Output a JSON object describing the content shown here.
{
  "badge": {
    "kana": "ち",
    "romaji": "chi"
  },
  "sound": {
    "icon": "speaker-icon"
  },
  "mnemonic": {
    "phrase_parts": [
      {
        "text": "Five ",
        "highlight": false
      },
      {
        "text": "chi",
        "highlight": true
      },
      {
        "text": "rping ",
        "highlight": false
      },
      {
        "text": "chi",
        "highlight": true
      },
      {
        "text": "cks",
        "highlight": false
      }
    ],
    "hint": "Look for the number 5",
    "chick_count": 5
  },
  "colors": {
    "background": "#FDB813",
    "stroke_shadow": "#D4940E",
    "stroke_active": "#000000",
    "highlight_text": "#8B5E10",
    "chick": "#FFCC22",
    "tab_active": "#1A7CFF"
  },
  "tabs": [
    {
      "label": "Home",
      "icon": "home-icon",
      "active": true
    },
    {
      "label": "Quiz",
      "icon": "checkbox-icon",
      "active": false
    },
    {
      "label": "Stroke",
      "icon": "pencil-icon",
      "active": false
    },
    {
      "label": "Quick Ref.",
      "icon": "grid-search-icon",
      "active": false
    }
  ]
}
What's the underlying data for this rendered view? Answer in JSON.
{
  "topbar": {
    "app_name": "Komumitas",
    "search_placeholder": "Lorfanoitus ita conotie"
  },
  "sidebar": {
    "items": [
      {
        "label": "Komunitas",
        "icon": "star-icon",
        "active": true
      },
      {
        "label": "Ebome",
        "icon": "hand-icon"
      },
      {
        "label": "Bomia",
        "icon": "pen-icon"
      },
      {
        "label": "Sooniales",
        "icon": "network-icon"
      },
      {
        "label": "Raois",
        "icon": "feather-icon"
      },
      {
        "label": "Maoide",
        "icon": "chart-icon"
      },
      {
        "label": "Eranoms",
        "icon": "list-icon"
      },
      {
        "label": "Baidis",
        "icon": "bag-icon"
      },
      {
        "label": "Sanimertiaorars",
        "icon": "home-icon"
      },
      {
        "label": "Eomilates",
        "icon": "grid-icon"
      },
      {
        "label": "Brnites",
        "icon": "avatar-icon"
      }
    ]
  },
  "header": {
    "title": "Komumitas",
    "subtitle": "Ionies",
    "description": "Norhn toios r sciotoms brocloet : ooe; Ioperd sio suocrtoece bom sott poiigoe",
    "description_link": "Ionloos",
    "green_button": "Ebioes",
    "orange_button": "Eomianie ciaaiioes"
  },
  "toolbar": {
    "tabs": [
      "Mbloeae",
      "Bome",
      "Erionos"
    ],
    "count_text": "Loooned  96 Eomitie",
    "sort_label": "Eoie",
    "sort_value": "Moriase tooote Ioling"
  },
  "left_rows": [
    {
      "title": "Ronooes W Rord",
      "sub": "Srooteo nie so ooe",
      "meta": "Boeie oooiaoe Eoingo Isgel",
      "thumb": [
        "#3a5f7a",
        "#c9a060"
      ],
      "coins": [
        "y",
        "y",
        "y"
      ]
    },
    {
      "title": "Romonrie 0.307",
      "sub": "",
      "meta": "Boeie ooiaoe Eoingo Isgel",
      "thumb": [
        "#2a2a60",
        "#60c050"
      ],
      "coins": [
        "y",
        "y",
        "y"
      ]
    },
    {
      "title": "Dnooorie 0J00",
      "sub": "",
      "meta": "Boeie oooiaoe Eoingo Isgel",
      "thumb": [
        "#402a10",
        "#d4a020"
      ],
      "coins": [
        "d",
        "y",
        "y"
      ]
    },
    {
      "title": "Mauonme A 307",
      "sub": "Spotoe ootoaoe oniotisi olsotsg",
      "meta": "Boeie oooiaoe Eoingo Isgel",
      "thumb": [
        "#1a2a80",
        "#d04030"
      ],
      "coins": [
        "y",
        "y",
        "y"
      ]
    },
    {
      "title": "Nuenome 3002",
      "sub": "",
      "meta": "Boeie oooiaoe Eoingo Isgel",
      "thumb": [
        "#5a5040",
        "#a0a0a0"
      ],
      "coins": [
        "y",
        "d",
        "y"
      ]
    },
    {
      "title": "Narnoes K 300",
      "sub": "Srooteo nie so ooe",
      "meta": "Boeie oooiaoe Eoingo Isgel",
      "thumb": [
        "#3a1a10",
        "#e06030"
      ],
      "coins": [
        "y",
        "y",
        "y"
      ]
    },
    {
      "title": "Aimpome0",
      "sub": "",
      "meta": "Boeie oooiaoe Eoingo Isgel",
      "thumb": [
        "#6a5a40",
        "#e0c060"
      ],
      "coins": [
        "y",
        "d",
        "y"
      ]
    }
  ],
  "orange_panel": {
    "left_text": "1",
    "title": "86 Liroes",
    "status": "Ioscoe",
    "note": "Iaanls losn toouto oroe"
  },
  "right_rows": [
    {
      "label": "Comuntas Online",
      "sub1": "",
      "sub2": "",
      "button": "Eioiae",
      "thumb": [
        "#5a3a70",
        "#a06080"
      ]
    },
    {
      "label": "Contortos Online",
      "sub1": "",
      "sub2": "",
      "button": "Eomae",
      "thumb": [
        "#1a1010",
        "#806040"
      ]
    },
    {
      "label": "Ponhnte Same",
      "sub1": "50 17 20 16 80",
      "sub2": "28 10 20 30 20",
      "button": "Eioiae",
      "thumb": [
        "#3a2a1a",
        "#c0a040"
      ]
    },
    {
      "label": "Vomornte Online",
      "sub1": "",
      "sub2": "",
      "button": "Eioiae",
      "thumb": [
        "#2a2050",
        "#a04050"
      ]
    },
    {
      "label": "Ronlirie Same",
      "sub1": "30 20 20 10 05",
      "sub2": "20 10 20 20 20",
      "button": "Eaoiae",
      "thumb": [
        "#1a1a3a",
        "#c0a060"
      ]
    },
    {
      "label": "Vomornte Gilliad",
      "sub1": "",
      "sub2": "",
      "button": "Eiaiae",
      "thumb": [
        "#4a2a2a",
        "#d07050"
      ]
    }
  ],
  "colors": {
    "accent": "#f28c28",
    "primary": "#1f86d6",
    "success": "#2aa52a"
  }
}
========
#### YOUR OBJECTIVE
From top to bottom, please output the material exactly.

#### YOUR SOLUTION
Output a JSON object describing the content shown here.
{
  "badge": {
    "kana": "ち",
    "romaji": "chi"
  },
  "sound": {
    "icon": "speaker-icon"
  },
  "mnemonic": {
    "phrase_parts": [
      {
        "text": "Five ",
        "highlight": false
      },
      {
        "text": "chi",
        "highlight": true
      },
      {
        "text": "rping ",
        "highlight": false
      },
      {
        "text": "chi",
        "highlight": true
      },
      {
        "text": "cks",
        "highlight": false
      }
    ],
    "hint": "Look for the number 5",
    "chick_count": 5
  },
  "colors": {
    "background": "#FDB813",
    "stroke_shadow": "#D4940E",
    "stroke_active": "#000000",
    "highlight_text": "#8B5E10",
    "chick": "#FFCC22",
    "tab_active": "#1A7CFF"
  },
  "tabs": [
    {
      "label": "Home",
      "icon": "home-icon",
      "active": true
    },
    {
      "label": "Quiz",
      "icon": "checkbox-icon",
      "active": false
    },
    {
      "label": "Stroke",
      "icon": "pencil-icon",
      "active": false
    },
    {
      "label": "Quick Ref.",
      "icon": "grid-search-icon",
      "active": false
    }
  ]
}
What's the underlying data for this rendered view? Answer in JSON.
{
  "topbar": {
    "app_name": "Komumitas",
    "search_placeholder": "Lorfanoitus ita conotie"
  },
  "sidebar": {
    "items": [
      {
        "label": "Komunitas",
        "icon": "star-icon",
        "active": true
      },
      {
        "label": "Ebome",
        "icon": "hand-icon"
      },
      {
        "label": "Bomia",
        "icon": "pen-icon"
      },
      {
        "label": "Sooniales",
        "icon": "network-icon"
      },
      {
        "label": "Raois",
        "icon": "feather-icon"
      },
      {
        "label": "Maoide",
        "icon": "chart-icon"
      },
      {
        "label": "Eranoms",
        "icon": "list-icon"
      },
      {
        "label": "Baidis",
        "icon": "bag-icon"
      },
      {
        "label": "Sanimertiaorars",
        "icon": "home-icon"
      },
      {
        "label": "Eomilates",
        "icon": "grid-icon"
      },
      {
        "label": "Brnites",
        "icon": "avatar-icon"
      }
    ]
  },
  "header": {
    "title": "Komumitas",
    "subtitle": "Ionies",
    "description": "Norhn toios r sciotoms brocloet : ooe; Ioperd sio suocrtoece bom sott poiigoe",
    "description_link": "Ionloos",
    "green_button": "Ebioes",
    "orange_button": "Eomianie ciaaiioes"
  },
  "toolbar": {
    "tabs": [
      "Mbloeae",
      "Bome",
      "Erionos"
    ],
    "count_text": "Loooned  96 Eomitie",
    "sort_label": "Eoie",
    "sort_value": "Moriase tooote Ioling"
  },
  "left_rows": [
    {
      "title": "Ronooes W Rord",
      "sub": "Srooteo nie so ooe",
      "meta": "Boeie oooiaoe Eoingo Isgel",
      "thumb": [
        "#3a5f7a",
        "#c9a060"
      ],
      "coins": [
        "y",
        "y",
        "y"
      ]
    },
    {
      "title": "Romonrie 0.307",
      "sub": "",
      "meta": "Boeie ooiaoe Eoingo Isgel",
      "thumb": [
        "#2a2a60",
        "#60c050"
      ],
      "coins": [
        "y",
        "y",
        "y"
      ]
    },
    {
      "title": "Dnooorie 0J00",
      "sub": "",
      "meta": "Boeie oooiaoe Eoingo Isgel",
      "thumb": [
        "#402a10",
        "#d4a020"
      ],
      "coins": [
        "d",
        "y",
        "y"
      ]
    },
    {
      "title": "Mauonme A 307",
      "sub": "Spotoe ootoaoe oniotisi olsotsg",
      "meta": "Boeie oooiaoe Eoingo Isgel",
      "thumb": [
        "#1a2a80",
        "#d04030"
      ],
      "coins": [
        "y",
        "y",
        "y"
      ]
    },
    {
      "title": "Nuenome 3002",
      "sub": "",
      "meta": "Boeie oooiaoe Eoingo Isgel",
      "thumb": [
        "#5a5040",
        "#a0a0a0"
      ],
      "coins": [
        "y",
        "d",
        "y"
      ]
    },
    {
      "title": "Narnoes K 300",
      "sub": "Srooteo nie so ooe",
      "meta": "Boeie oooiaoe Eoingo Isgel",
      "thumb": [
        "#3a1a10",
        "#e06030"
      ],
      "coins": [
        "y",
        "y",
        "y"
      ]
    },
    {
      "title": "Aimpome0",
      "sub": "",
      "meta": "Boeie oooiaoe Eoingo Isgel",
      "thumb": [
        "#6a5a40",
        "#e0c060"
      ],
      "coins": [
        "y",
        "d",
        "y"
      ]
    }
  ],
  "orange_panel": {
    "left_text": "1",
    "title": "86 Liroes",
    "status": "Ioscoe",
    "note": "Iaanls losn toouto oroe"
  },
  "right_rows": [
    {
      "label": "Comuntas Online",
      "sub1": "",
      "sub2": "",
      "button": "Eioiae",
      "thumb": [
        "#5a3a70",
        "#a06080"
      ]
    },
    {
      "label": "Contortos Online",
      "sub1": "",
      "sub2": "",
      "button": "Eomae",
      "thumb": [
        "#1a1010",
        "#806040"
      ]
    },
    {
      "label": "Ponhnte Same",
      "sub1": "50 17 20 16 80",
      "sub2": "28 10 20 30 20",
      "button": "Eioiae",
      "thumb": [
        "#3a2a1a",
        "#c0a040"
      ]
    },
    {
      "label": "Vomornte Online",
      "sub1": "",
      "sub2": "",
      "button": "Eioiae",
      "thumb": [
        "#2a2050",
        "#a04050"
      ]
    },
    {
      "label": "Ronlirie Same",
      "sub1": "30 20 20 10 05",
      "sub2": "20 10 20 20 20",
      "button": "Eaoiae",
      "thumb": [
        "#1a1a3a",
        "#c0a060"
      ]
    },
    {
      "label": "Vomornte Gilliad",
      "sub1": "",
      "sub2": "",
      "button": "Eiaiae",
      "thumb": [
        "#4a2a2a",
        "#d07050"
      ]
    }
  ],
  "colors": {
    "accent": "#f28c28",
    "primary": "#1f86d6",
    "success": "#2aa52a"
  }
}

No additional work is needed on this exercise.